‘But we certainly can advise you on any local effects that we think might happen, based on the magnitude of the solar event. That includes things like effects on communication satellites, radio, TV, global positioning and local road and rail signalling.’
‘I’m sorry if we over-ran and that appeared a bit overcomplicated or overdramatic in parts, but hopefully that covers all of the main issues. I’d urge you all to read that document there in front of you, that’s got the timings in it from a solar pulse at time zero to when a CME hits, so we all stand the best chance of keeping UK Plc running.’
Phil stood back from the table, a power pose with legs spread, clearly suggesting he’d wrapped up his part of the COBRA briefing.
‘Any questions? You have my email if you need to know more.’
He’d given them all a lot to take in and, as he suspected, no one was going to risk their reputation by asking an obvious question, or even a less obvious one. This was a big problem with the current senior Ministers, not one of them had a science background.

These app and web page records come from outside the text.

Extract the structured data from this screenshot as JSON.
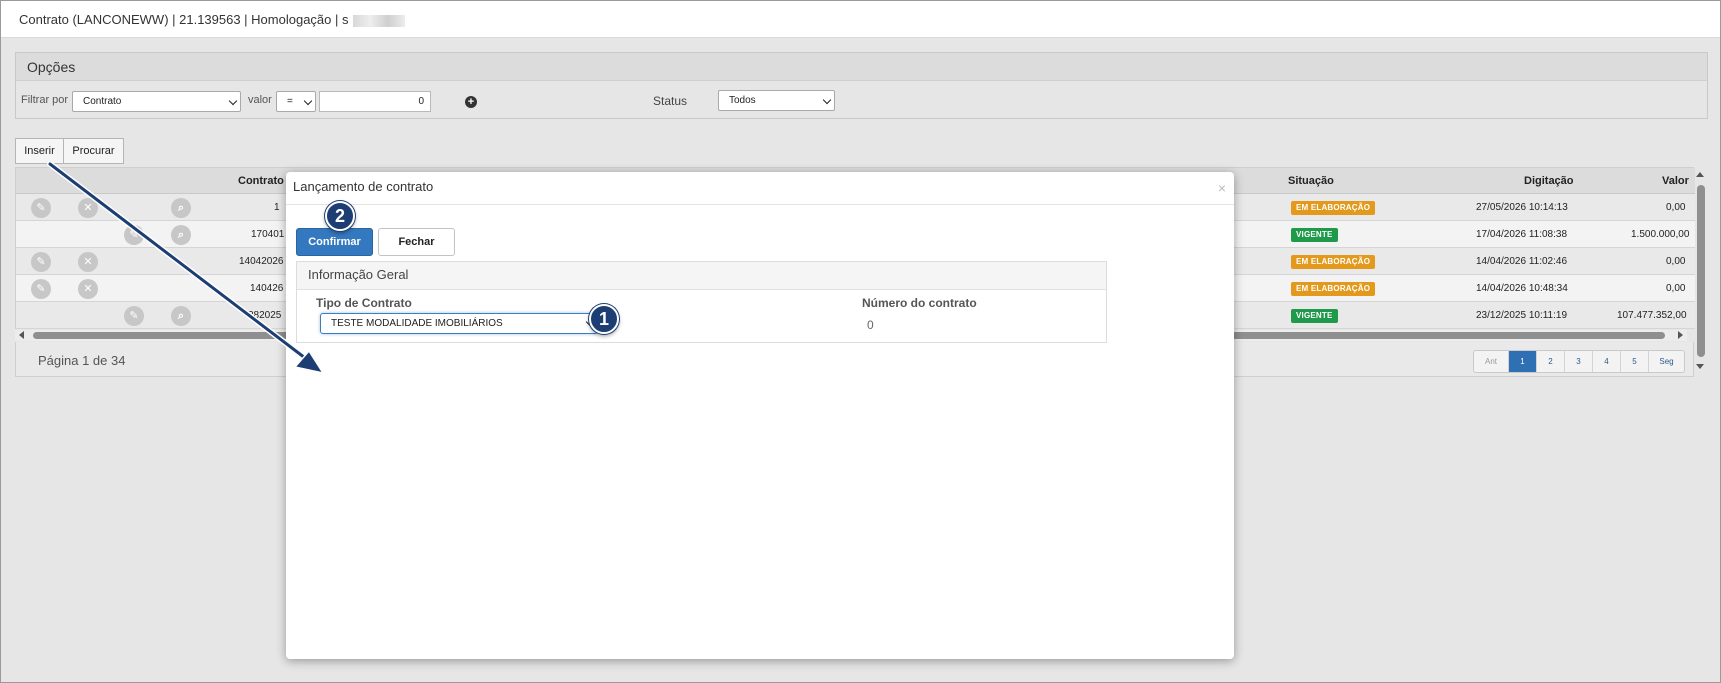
{
  "window": {
    "title": "Contrato (LANCONEWW) | 21.139563 | Homologação | s"
  },
  "options": {
    "header": "Opções",
    "filter_label": "Filtrar por",
    "filter_value": "Contrato",
    "valor_label": "valor",
    "operator_value": "=",
    "input_value": "0",
    "status_label": "Status",
    "status_value": "Todos"
  },
  "toolbar": {
    "insert_label": "Inserir",
    "search_label": "Procurar"
  },
  "grid": {
    "columns": {
      "contrato": "Contrato",
      "situacao": "Situação",
      "digitacao": "Digitação",
      "valor": "Valor"
    },
    "rows": [
      {
        "contrato": "1",
        "situacao": "EM ELABORAÇÃO",
        "digitacao": "27/05/2026 10:14:13",
        "valor": "0,00"
      },
      {
        "contrato": "170401",
        "situacao": "VIGENTE",
        "digitacao": "17/04/2026 11:08:38",
        "valor": "1.500.000,00"
      },
      {
        "contrato": "14042026",
        "situacao": "EM ELABORAÇÃO",
        "digitacao": "14/04/2026 11:02:46",
        "valor": "0,00"
      },
      {
        "contrato": "140426",
        "situacao": "EM ELABORAÇÃO",
        "digitacao": "14/04/2026 10:48:34",
        "valor": "0,00"
      },
      {
        "contrato": "282025",
        "situacao": "VIGENTE",
        "digitacao": "23/12/2025 10:11:19",
        "valor": "107.477.352,00"
      }
    ]
  },
  "pagination": {
    "info": "Página 1 de 34",
    "prev": "Ant",
    "pages": [
      "1",
      "2",
      "3",
      "4",
      "5"
    ],
    "next": "Seg",
    "current": 1
  },
  "modal": {
    "title": "Lançamento de contrato",
    "close_symbol": "×",
    "confirm_label": "Confirmar",
    "close_label": "Fechar",
    "section_title": "Informação Geral",
    "tipo_label": "Tipo de Contrato",
    "tipo_value": "TESTE MODALIDADE IMOBILIÁRIOS",
    "numero_label": "Número do contrato",
    "numero_value": "0"
  },
  "steps": [
    "1",
    "2"
  ],
  "colors": {
    "primary": "#3478bf",
    "badge_elaboracao": "#e39a1c",
    "badge_vigente": "#1f9a4a",
    "step_marker": "#1d3e72"
  },
  "icons": [
    "edit-icon",
    "delete-icon",
    "search-icon",
    "plus-icon",
    "close-icon"
  ]
}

Sometimes, he wished they would ask a simple question that, at face value, might seem obvious. It would make him feel much more comfortable that the UK Government really understood the hazards the Sun could throw at their fragile Earth, seemingly at any time.